On state-run transport, the principle is the more, the merrier, but most of the marshrutkas are minibuses with a set number of seats. If it seems busy, ask ”mesto est’?”, but generally you’ll get the door slammed in your face before having to ask. Once on, get out your 15 roubles and pass them up to the driver via other passengers. If you need change, don’t worry, it will eventually get passed back down to you. Most marshrutkas are yellow, but a few are white or dark blue. On very busy routes they may look more like buses and have a conductor. Generally the marshrutkas have big (e.g. two-digit) numbers displayed and the buses have smaller numbers. All the public transport is frequent enough that you don’t need a timetable.

If you need to get somewhere when it’s dark or late, take a taxi. Seriously – don’t put your life at risk for the sake of 4 quid. Russian taxis don’t have meters, so you need to agree the price with the driver before you get in. Be firm and don’t be afraid to haggle.
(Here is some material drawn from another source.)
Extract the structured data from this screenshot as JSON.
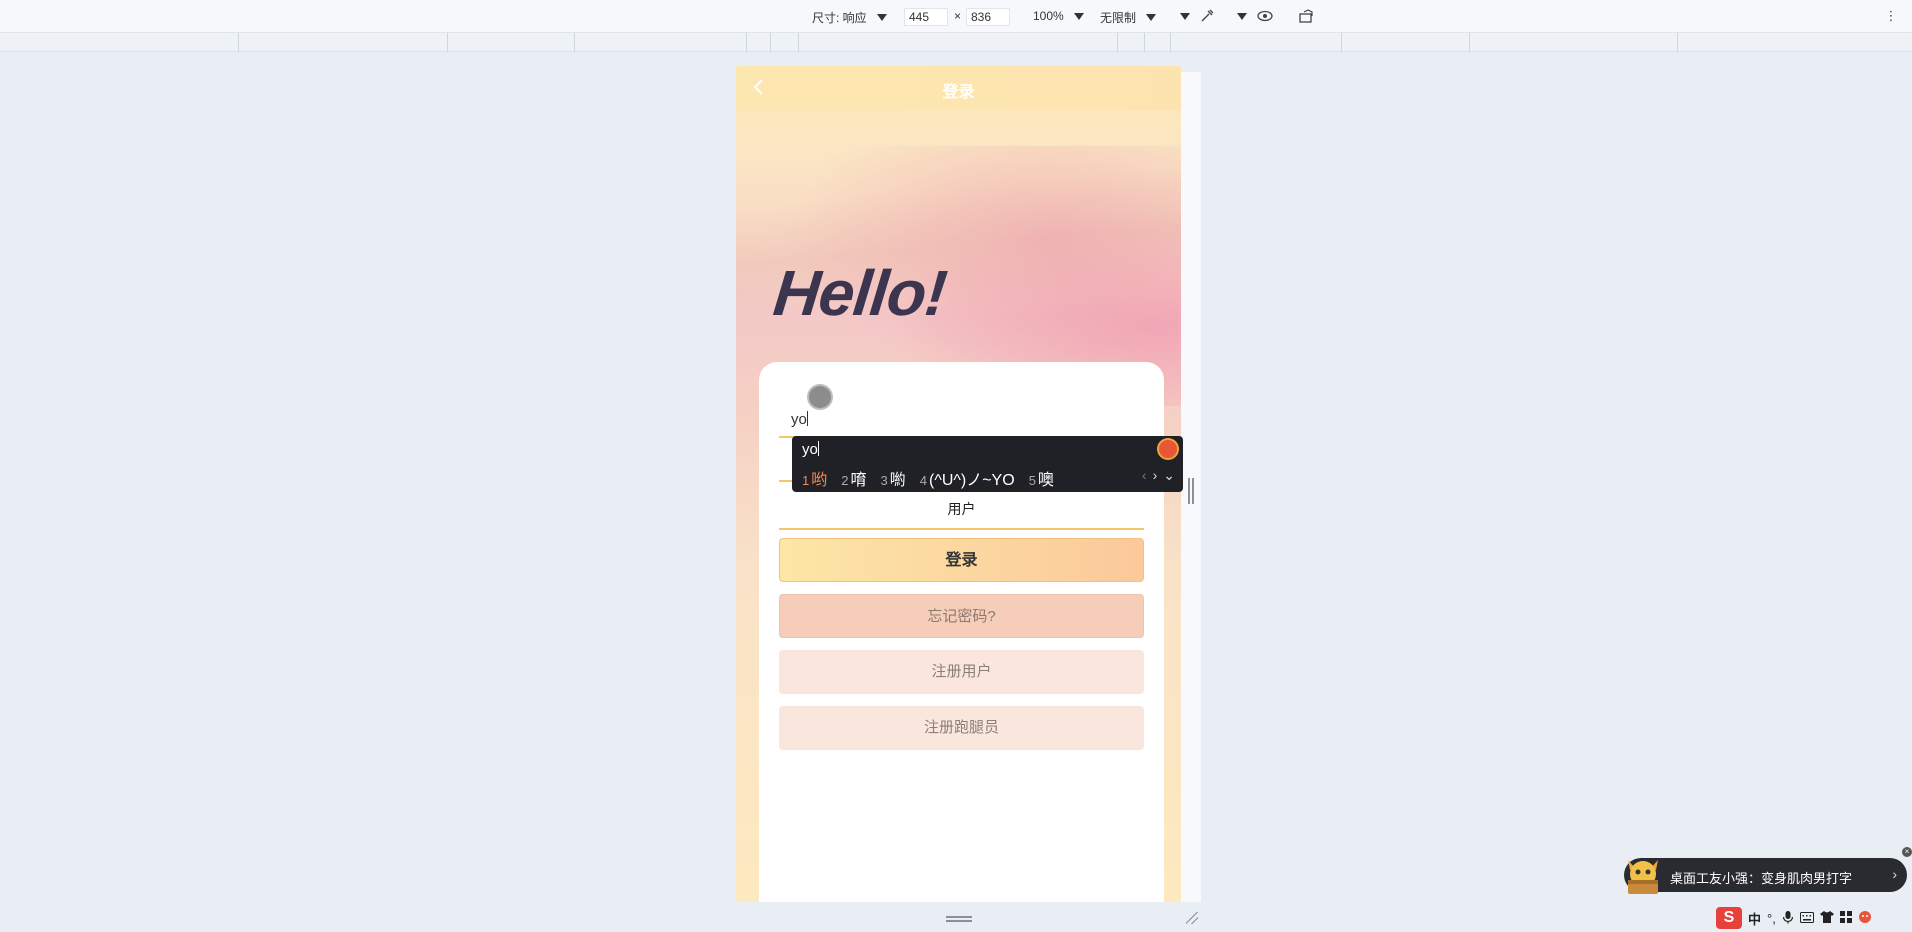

They’ll try to rip you off, particularly when they hear your staggeringly foreign accent, but a trip within the centre of Yaroslavl should cost no more than 200 roubles. If you can, give exact change, otherwise they might just bump the price up by not giving you back enough change.

When you phone for a taxi (e.g. 8(4852)720000,555555,505050,202020,300000), they will ask for your mobile number so that they can call you back in a few minutes and tell you the car registration number and the colour of the taxi.

*How to get to the ice hockey, skating rink and Real hypermarket see Going to Hockey

Yaroslavl is in the Golden Ring, which means that there are other cities within easy reach to visit. To get to the bus/coach station (“Avtovokzal”) you need to get on the trolley bus No. 5 or 9 from Bogoyavleniya Ploshad (where there’s the central post office and a statue of Yaroslav the Wise – the dude himself). This goes over the river and you need to get out when you see a big, modern, blue, glass, illuminated pyramid-shaped shopping complex on the left. The Avtovokzal is opposite. You can buy coach tickets shortly before departure, but be prepared to discover that you have been sold a “standing” place if the seats have run out. It’s cheap (e.g. about one pound fifty to Rostov), reasonably frequent and promises to redefine your concept of personal space.

Enjoy your journey !